It can be readily appreciated that the method of the invention enables the apparatus described above to handle a large number of parallel strands with the same twist belts, rollers, etc., thus enabling a sheet of twisted yarns, useful in some applications, to be produced and directly fed to multiple-yarn-utilizing machinery, or t0 many single-yarn-utilizing machines.
The above apparatus is for the purpose of illustrating one highly practical means for performing the method according to the invention. Other well known apparatus may be used; for example, twist may be applied by twist tubes with joining downstream of the tubes, or by an air stream. Other substitutions, as for the joining mechanism or feed means, will be apparent.
1. The method of forming a combined yarn from a plurality of component strands, comprising applying an axial twist to at least one component strand, said twist alternating in directions in lengthwise intervals and said twist causing said at least one component to rotate in said intervals relative to at least one other component 0 strand, characterized in that said at least one component is joined to said at least one other component in the regions of twist reversal, and in that an axial alternating twist is applied to said at least one other component strand prior to joining the said one component strand, and the twist applied to said component strands are in opposite rotational directions in the lengthwise regions between joining so that the components acquire counterbalancing torques.
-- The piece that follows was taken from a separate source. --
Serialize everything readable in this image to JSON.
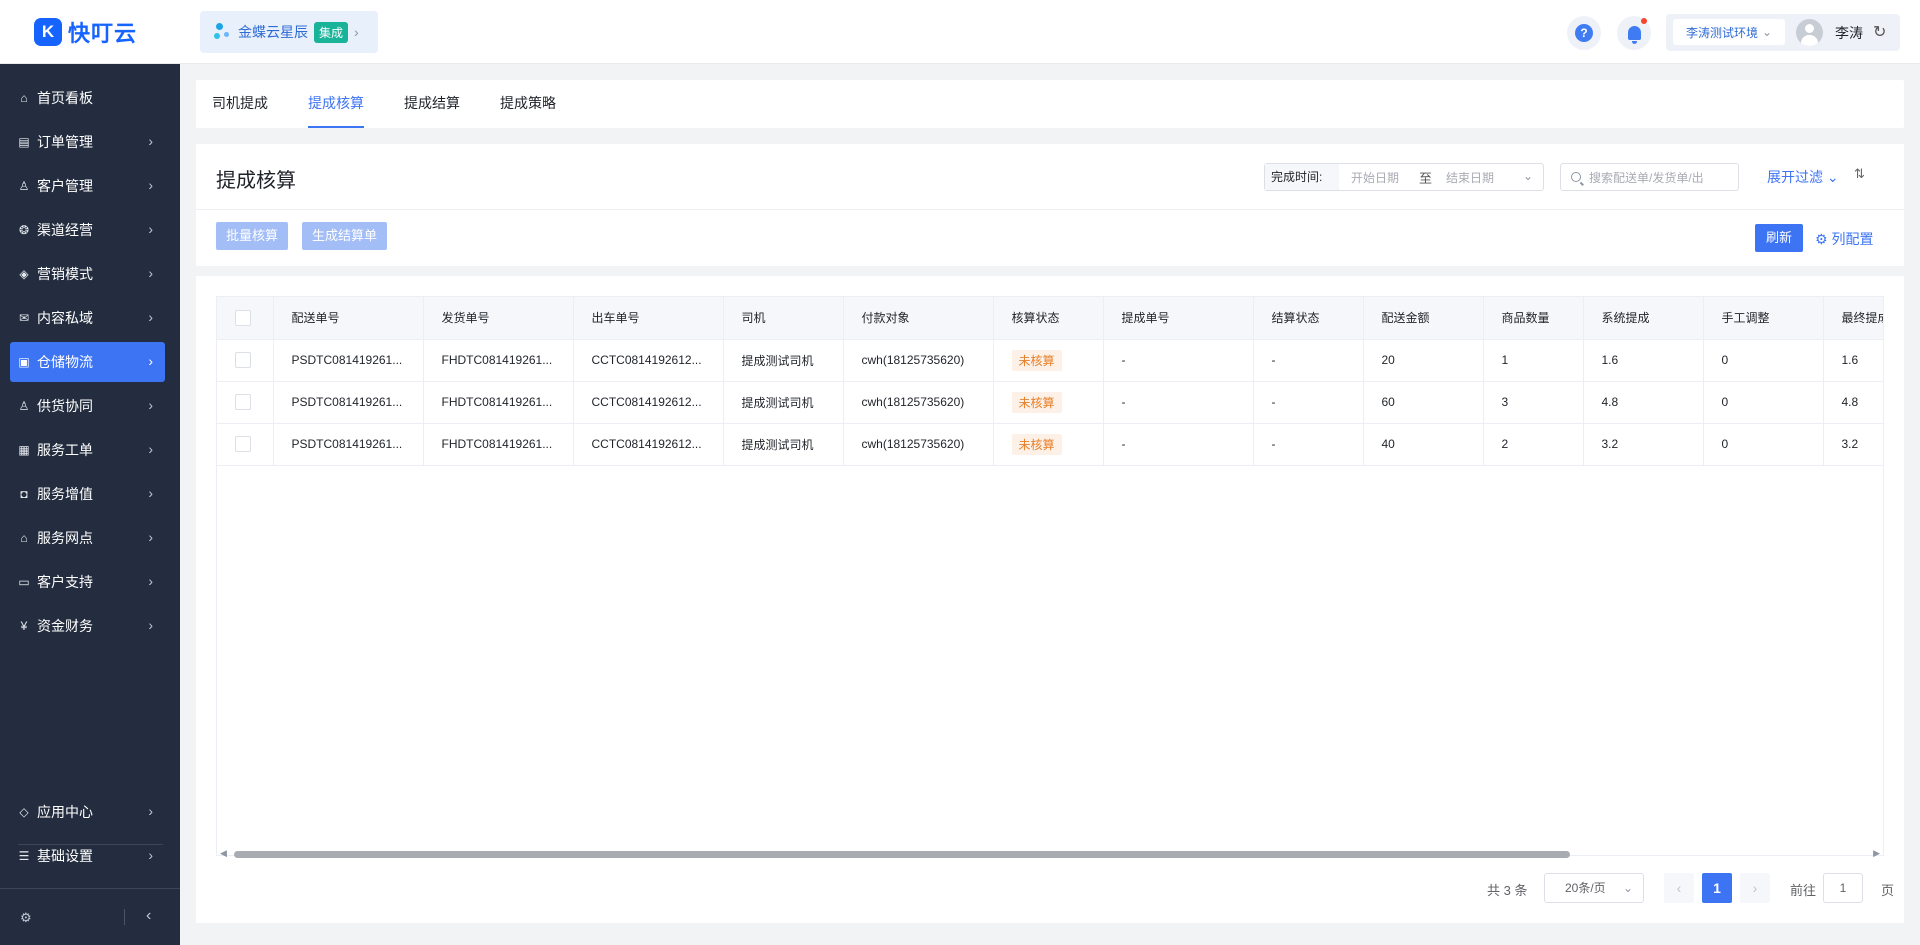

2. A combined yarn formed of a plurality of component strands comprising a tirst at least one component strand having an axial twist, alternating in directions in lengthwise intervals, and a second at least one component having such axial alternating twist, the combined yarn having opposing torques in each interval to maintain said components in twisted condition, characterized in that said two components are substantially straight and parallel to one another, the individual torques of the component counterbalancing one another, and said second component is joined to the iirst in the regions of twist reversal.
3. The method of forming a combined yarn from a plurality of component strands, comprising applying an axial twist to at least one component strand, said twist alternating in directions in lengthwise intervals and said twist causing said at least one component to rotate in said intervals relative t0 at least one other component strand, joining said at least one component to said one at least one other component in the regions of twist reversal, said at least one component strand being twisted so that it acquires a torque not counterbalanced by torques of the remainder of the component strands, thereby causing the components to entwine by conversion of said axial twist into ply twist of the combined yarn, and, after joining, rotating said combined yarn in the direction of said entwining.
References Cited UNITED STATES PATENTS